··· Input data ···

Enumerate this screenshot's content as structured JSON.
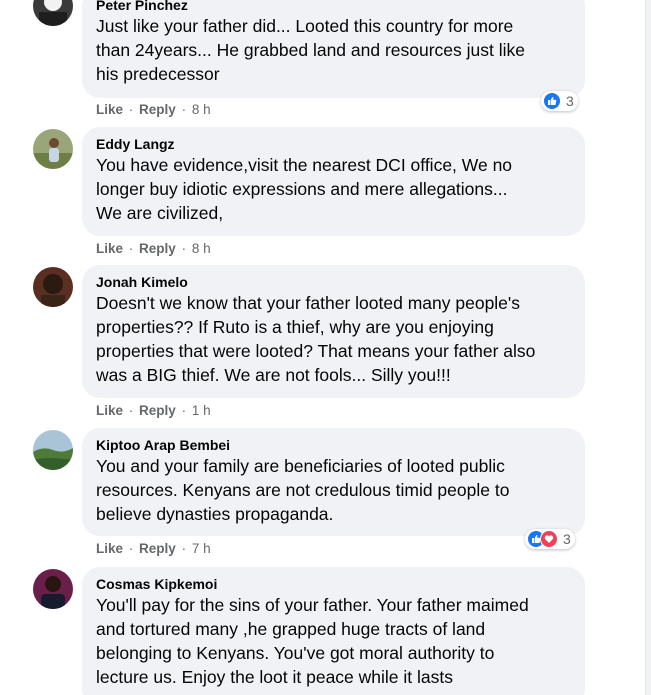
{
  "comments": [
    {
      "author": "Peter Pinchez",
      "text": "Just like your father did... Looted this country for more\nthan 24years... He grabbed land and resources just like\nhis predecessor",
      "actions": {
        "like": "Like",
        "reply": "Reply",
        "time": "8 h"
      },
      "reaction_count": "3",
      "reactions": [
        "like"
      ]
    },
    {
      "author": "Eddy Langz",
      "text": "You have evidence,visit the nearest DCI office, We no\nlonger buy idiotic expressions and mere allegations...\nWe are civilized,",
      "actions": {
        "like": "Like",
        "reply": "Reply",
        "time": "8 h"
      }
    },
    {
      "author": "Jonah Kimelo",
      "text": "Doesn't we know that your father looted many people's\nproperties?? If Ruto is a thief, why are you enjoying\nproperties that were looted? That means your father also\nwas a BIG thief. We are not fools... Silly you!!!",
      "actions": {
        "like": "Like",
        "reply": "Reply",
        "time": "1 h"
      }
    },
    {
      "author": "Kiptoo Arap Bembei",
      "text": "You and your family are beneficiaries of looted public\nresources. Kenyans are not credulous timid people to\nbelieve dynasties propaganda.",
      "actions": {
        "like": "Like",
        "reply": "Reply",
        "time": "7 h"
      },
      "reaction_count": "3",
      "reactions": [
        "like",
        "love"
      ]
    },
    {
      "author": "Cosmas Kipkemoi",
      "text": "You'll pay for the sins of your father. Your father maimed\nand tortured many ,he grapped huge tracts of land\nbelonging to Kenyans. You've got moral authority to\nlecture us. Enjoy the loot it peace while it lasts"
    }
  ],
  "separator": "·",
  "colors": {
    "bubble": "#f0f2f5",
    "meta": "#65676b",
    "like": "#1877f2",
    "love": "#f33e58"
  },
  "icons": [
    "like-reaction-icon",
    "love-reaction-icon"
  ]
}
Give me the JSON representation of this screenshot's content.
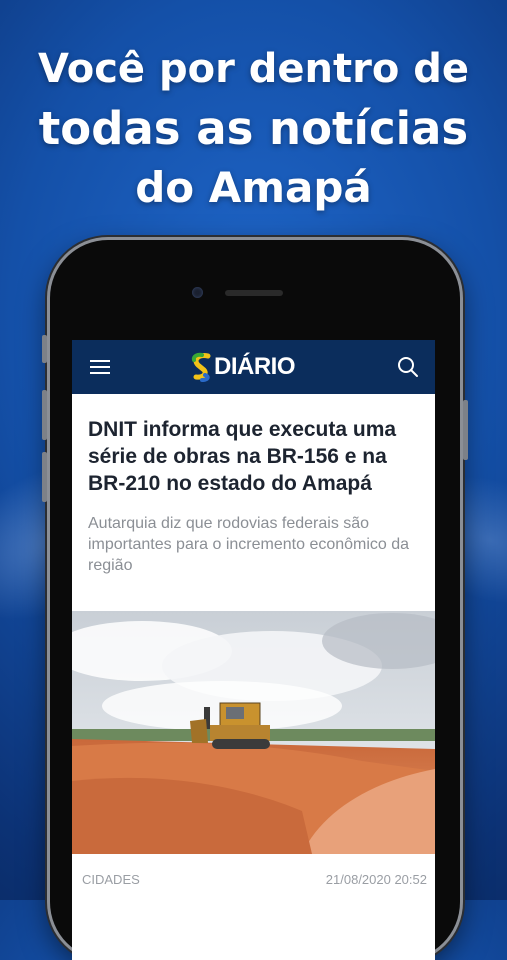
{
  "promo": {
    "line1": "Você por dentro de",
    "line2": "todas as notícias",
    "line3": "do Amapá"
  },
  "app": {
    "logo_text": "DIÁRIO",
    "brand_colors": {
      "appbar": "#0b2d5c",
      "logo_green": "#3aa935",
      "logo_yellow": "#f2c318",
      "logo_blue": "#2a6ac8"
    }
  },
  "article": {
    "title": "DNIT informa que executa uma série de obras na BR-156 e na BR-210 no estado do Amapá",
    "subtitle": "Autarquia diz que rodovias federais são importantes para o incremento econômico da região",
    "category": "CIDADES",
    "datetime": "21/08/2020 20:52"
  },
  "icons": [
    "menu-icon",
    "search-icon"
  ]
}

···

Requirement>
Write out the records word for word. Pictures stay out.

Response to this task>
Enumerate this screenshot's content as structured JSON.
{
  "comments": [
    {
      "author": "Peter Pinchez",
      "text": "Just like your father did... Looted this country for more\nthan 24years... He grabbed land and resources just like\nhis predecessor",
      "actions": {
        "like": "Like",
        "reply": "Reply",
        "time": "8 h"
      },
      "reaction_count": "3",
      "reactions": [
        "like"
      ]
    },
    {
      "author": "Eddy Langz",
      "text": "You have evidence,visit the nearest DCI office, We no\nlonger buy idiotic expressions and mere allegations...\nWe are civilized,",
      "actions": {
        "like": "Like",
        "reply": "Reply",
        "time": "8 h"
      }
    },
    {
      "author": "Jonah Kimelo",
      "text": "Doesn't we know that your father looted many people's\nproperties?? If Ruto is a thief, why are you enjoying\nproperties that were looted? That means your father also\nwas a BIG thief. We are not fools... Silly you!!!",
      "actions": {
        "like": "Like",
        "reply": "Reply",
        "time": "1 h"
      }
    },
    {
      "author": "Kiptoo Arap Bembei",
      "text": "You and your family are beneficiaries of looted public\nresources. Kenyans are not credulous timid people to\nbelieve dynasties propaganda.",
      "actions": {
        "like": "Like",
        "reply": "Reply",
        "time": "7 h"
      },
      "reaction_count": "3",
      "reactions": [
        "like",
        "love"
      ]
    },
    {
      "author": "Cosmas Kipkemoi",
      "text": "You'll pay for the sins of your father. Your father maimed\nand tortured many ,he grapped huge tracts of land\nbelonging to Kenyans. You've got moral authority to\nlecture us. Enjoy the loot it peace while it lasts"
    }
  ],
  "separator": "·",
  "colors": {
    "bubble": "#f0f2f5",
    "meta": "#65676b",
    "like": "#1877f2",
    "love": "#f33e58"
  },
  "icons": [
    "like-reaction-icon",
    "love-reaction-icon"
  ]
}
Give me the JSON representation of this screenshot's content.
{
  "promo": {
    "line1": "Você por dentro de",
    "line2": "todas as notícias",
    "line3": "do Amapá"
  },
  "app": {
    "logo_text": "DIÁRIO",
    "brand_colors": {
      "appbar": "#0b2d5c",
      "logo_green": "#3aa935",
      "logo_yellow": "#f2c318",
      "logo_blue": "#2a6ac8"
    }
  },
  "article": {
    "title": "DNIT informa que executa uma série de obras na BR-156 e na BR-210 no estado do Amapá",
    "subtitle": "Autarquia diz que rodovias federais são importantes para o incremento econômico da região",
    "category": "CIDADES",
    "datetime": "21/08/2020 20:52"
  },
  "icons": [
    "menu-icon",
    "search-icon"
  ]
}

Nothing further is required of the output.